--- YOUR TASK ---
Reproduce every entry exactly.

[Items from an interface collection]
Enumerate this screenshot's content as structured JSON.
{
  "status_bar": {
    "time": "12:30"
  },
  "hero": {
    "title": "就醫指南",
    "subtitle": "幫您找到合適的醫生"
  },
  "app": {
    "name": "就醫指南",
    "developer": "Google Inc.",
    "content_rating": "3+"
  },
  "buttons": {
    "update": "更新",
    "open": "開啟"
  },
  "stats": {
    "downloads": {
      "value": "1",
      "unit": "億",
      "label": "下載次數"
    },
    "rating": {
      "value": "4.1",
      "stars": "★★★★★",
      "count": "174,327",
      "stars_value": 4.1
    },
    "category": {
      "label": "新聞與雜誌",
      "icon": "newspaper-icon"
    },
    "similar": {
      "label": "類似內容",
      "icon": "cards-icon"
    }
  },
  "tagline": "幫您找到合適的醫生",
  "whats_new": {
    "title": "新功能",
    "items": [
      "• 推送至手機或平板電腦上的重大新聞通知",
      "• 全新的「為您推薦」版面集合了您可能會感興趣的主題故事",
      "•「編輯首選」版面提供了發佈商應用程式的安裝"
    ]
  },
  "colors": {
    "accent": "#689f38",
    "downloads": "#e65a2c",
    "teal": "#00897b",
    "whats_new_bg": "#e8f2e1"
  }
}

--- RESPONSE TO THE EXERCISE ---
Enumerate this screenshot's content as structured JSON.
{
  "status_bar": {
    "time": "12:30"
  },
  "hero": {
    "title": "就醫指南",
    "subtitle": "幫您找到合適的醫生"
  },
  "app": {
    "name": "就醫指南",
    "developer": "Google Inc.",
    "content_rating": "3+"
  },
  "buttons": {
    "update": "更新",
    "open": "開啟"
  },
  "stats": {
    "downloads": {
      "value": "1",
      "unit": "億",
      "label": "下載次數"
    },
    "rating": {
      "value": "4.1",
      "stars": "★★★★★",
      "count": "174,327",
      "stars_value": 4.1
    },
    "category": {
      "label": "新聞與雜誌",
      "icon": "newspaper-icon"
    },
    "similar": {
      "label": "類似內容",
      "icon": "cards-icon"
    }
  },
  "tagline": "幫您找到合適的醫生",
  "whats_new": {
    "title": "新功能",
    "items": [
      "• 推送至手機或平板電腦上的重大新聞通知",
      "• 全新的「為您推薦」版面集合了您可能會感興趣的主題故事",
      "•「編輯首選」版面提供了發佈商應用程式的安裝"
    ]
  },
  "colors": {
    "accent": "#689f38",
    "downloads": "#e65a2c",
    "teal": "#00897b",
    "whats_new_bg": "#e8f2e1"
  }
}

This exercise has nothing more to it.